Spidey gets in through the ceiling over the room where Blacklash is holding his hostage. He webs Blacklash's whip hand and gets Sue to safety. Blacklash gets free of the webbing and goes for his spare whip. He lashes Spidey's arm as Spidey jumps through the air to deliver a blow, but the lashing only allows Spidey to clip Blacklash. Blacklash snaps his whip's handle, and his whip becomes "instant nunchucks" (groan). Blacklash wails on Spidey with the whip-chucks, saying he owes him big for how Spidey and Iron Man humiliated him in the past. Blacklash backs Spidey into a corner with his spinning whip. Webbing does no good--Blacklash says his spinning can even deflect bullets. Spidey shoots a gob of sticky webbing on the floor in front of Blacklash's feet, who stupidly keeps walking into it even while commenting on it, gets stuck in it, and smashes up the floor in front of him instead as he falls.

Spidey turns his back on Blacklash to check on the hostage, when Blacklash fires his whip at Spidey like a projectile (wasn't it just stuck in the smashed up, webbed up floor?) Spider-sense alerting him, Spidey dodges just in time, but it explodes the wall behind him, burying him in debris. Blacklash says the noise is probably bringing the cops and says he's going to finish off Spidey quickly before he escapes, wrapping the whip around Spidey's neck. Spidey is about to give up, but thinks how the fear in Sue's eyes reminds him of the fear he saw in Gwen's. He reaches the button on the handle of Blacklash's whip, making it retract, and pummels Blacklash in the moment of surprise. He tells the hostage to run to her husband who's waiting (webbed) downstairs. Spidey escapes though the sewer exit again and swings home. They're still covering the hostage situation on the TV news--Ed the guard says Spidey kept him and his wife from getting killed and may god bless him. Pete says he needed to hear that. The last few panels serve as an epilogue, when a few days days later Spidey is seen putting a rose on Gwen's grave.

In General...
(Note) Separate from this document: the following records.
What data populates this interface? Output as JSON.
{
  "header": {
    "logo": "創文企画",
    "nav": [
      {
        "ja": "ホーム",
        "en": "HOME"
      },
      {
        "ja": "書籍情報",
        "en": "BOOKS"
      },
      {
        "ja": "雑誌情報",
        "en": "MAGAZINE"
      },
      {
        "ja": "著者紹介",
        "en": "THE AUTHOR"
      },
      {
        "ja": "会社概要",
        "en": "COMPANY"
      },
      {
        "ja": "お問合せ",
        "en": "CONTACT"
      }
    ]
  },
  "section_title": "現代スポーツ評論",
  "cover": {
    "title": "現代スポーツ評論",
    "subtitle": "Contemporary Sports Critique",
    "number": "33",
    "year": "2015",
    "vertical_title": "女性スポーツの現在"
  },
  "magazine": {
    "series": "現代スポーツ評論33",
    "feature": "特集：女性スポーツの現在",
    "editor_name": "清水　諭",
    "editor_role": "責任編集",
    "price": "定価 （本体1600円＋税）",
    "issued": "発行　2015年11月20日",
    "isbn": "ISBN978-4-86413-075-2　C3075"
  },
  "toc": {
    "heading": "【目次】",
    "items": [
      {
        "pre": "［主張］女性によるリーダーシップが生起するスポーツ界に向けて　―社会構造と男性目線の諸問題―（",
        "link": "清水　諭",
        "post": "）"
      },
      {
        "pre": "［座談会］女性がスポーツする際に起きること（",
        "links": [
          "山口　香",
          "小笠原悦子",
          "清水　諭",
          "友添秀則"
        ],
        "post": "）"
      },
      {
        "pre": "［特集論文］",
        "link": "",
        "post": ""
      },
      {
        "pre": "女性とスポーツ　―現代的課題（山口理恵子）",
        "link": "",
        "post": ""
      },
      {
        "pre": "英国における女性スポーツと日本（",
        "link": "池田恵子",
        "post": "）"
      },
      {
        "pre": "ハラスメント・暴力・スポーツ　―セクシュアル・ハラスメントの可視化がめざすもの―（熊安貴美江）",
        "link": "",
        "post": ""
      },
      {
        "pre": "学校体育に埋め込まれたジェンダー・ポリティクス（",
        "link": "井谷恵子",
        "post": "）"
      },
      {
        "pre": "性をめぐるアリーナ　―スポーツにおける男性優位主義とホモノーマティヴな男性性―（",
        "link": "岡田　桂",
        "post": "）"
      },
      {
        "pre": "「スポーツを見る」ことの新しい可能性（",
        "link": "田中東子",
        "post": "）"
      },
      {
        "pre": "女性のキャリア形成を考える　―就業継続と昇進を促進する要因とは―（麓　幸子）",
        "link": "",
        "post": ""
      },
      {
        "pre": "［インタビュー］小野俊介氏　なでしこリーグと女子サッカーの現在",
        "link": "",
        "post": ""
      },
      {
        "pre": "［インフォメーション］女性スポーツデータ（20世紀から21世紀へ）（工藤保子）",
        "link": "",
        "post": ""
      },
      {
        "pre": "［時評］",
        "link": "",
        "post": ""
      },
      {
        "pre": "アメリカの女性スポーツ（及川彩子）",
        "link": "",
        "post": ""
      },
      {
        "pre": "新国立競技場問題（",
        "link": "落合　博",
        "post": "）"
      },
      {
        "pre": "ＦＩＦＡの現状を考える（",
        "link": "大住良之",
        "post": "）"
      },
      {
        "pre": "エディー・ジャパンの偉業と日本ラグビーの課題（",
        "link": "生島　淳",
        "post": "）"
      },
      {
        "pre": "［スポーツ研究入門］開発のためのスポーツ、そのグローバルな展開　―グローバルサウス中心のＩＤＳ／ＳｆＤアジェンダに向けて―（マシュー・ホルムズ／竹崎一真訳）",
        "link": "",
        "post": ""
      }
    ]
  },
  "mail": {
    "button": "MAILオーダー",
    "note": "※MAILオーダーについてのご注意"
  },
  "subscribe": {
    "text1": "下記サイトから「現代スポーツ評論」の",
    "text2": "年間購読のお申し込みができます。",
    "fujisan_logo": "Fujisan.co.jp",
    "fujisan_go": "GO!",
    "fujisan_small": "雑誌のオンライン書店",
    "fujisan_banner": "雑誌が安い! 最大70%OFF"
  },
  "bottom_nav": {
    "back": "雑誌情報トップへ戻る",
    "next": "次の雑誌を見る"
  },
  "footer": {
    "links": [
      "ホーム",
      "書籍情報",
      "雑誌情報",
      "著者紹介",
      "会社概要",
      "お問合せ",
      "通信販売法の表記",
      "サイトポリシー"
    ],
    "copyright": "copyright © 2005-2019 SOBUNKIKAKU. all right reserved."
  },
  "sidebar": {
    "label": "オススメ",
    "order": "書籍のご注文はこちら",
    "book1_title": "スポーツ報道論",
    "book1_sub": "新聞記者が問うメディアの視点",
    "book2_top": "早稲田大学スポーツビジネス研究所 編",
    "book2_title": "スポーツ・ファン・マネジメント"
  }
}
Nothing too superlative here, but the story is generally effective. Spidey broods and mourns over Gwen, something we've seen him do many many times before and since. The guard's wife being held hostage gave Peter a nice personal stake in the situation. Blacklash is a lame villain and is one I've never understood--are his whips electrified? How are they powerful enough to break through concrete walls? How did Spidey not lose his head when the whip was wrapped around his neck and he pushed the button to have it retract? Burkett covers most of the ideas he comes up with here in his script, but there's still a few "yeah, right" moments like how Spidey got up inside the building from the sewers (or even into the room from above, as if through an air vent system, where Blacklash was holding Sue hostage--it is supposed to be an abandoned apartment building, right?). The part where the reporters are swarming Spidey outside in the street was pretty funny--some of the questions they asked him are if he's a Republican and how sees through his white eyelets.

Overall Rating...

This is a fairly run-of-the-mill story that acknowledges the Gwen Stacy history and gives us a conventional comic beat-'em-up. The art is adequate. Nothing much to see here, but the cover by Byrne is really nice, which bumps the rating up a half of a web (the cover also follows the common practice of Marvel choosing a cover with black-suited Spidey to go with a story of a red & blue suited Spidey--you just never knew what you were getting with Spider-man in the 80's).